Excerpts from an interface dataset
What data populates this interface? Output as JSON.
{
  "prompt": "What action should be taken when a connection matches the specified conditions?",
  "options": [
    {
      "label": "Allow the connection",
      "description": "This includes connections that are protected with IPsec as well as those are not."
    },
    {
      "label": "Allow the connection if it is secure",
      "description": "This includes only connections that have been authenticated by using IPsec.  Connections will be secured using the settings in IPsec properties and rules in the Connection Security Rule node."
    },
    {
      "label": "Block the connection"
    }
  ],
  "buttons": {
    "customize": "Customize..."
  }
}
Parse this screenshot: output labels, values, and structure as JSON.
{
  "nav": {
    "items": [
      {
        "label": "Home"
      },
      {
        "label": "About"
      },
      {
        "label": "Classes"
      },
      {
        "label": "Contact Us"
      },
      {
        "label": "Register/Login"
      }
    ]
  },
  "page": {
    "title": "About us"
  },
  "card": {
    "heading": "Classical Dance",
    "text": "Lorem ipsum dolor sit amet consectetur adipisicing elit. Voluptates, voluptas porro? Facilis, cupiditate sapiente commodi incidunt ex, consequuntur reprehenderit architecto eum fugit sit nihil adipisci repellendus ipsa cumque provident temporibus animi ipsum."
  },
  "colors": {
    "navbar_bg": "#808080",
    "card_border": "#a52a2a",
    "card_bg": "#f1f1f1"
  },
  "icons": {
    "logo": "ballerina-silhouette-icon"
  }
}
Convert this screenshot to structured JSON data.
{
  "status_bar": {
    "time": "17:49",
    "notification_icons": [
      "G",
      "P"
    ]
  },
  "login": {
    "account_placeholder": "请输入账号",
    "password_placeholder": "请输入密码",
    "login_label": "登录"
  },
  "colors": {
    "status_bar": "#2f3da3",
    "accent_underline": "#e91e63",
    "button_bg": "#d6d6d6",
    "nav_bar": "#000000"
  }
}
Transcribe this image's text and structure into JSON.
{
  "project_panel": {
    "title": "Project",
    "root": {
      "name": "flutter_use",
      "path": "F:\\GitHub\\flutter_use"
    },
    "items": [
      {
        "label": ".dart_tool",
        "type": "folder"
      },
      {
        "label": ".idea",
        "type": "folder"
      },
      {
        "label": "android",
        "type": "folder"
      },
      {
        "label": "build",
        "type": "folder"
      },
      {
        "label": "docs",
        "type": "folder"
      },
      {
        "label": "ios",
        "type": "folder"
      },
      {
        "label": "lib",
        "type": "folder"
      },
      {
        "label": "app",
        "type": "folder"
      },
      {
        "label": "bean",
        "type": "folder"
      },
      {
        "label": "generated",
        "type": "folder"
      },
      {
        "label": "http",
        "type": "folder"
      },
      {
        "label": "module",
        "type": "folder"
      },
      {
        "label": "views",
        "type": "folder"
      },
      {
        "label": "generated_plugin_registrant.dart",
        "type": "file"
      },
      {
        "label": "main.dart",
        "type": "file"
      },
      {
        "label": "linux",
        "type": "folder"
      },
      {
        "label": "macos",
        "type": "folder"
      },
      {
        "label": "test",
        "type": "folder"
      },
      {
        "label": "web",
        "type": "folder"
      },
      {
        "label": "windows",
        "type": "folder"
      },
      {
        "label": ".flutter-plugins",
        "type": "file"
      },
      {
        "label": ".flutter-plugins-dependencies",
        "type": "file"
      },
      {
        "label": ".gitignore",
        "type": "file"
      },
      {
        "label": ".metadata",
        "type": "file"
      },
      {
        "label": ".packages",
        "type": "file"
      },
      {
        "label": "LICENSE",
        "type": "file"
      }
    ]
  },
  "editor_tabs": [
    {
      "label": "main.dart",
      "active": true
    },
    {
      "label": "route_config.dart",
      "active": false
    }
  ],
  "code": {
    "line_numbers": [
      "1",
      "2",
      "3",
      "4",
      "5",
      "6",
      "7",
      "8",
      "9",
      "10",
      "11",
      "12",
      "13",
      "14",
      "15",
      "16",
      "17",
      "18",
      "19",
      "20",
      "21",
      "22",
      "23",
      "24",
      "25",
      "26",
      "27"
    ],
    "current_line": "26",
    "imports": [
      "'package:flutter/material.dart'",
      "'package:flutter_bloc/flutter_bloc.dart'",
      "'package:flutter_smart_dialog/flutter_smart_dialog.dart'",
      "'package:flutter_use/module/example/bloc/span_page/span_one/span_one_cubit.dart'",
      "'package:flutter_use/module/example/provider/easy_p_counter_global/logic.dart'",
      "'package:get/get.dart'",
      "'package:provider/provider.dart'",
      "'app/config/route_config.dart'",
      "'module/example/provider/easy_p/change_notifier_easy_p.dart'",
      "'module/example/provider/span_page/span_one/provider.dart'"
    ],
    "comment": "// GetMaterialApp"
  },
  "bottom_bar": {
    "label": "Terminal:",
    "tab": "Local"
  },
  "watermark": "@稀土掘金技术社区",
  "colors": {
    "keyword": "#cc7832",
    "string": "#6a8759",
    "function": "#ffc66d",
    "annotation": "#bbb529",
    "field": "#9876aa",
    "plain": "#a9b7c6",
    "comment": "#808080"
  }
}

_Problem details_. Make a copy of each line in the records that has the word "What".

_Exercise response_.
What data populates this interface? Output as JSON.
  "prompt": "What action should be taken when a connection matches the specified conditions?",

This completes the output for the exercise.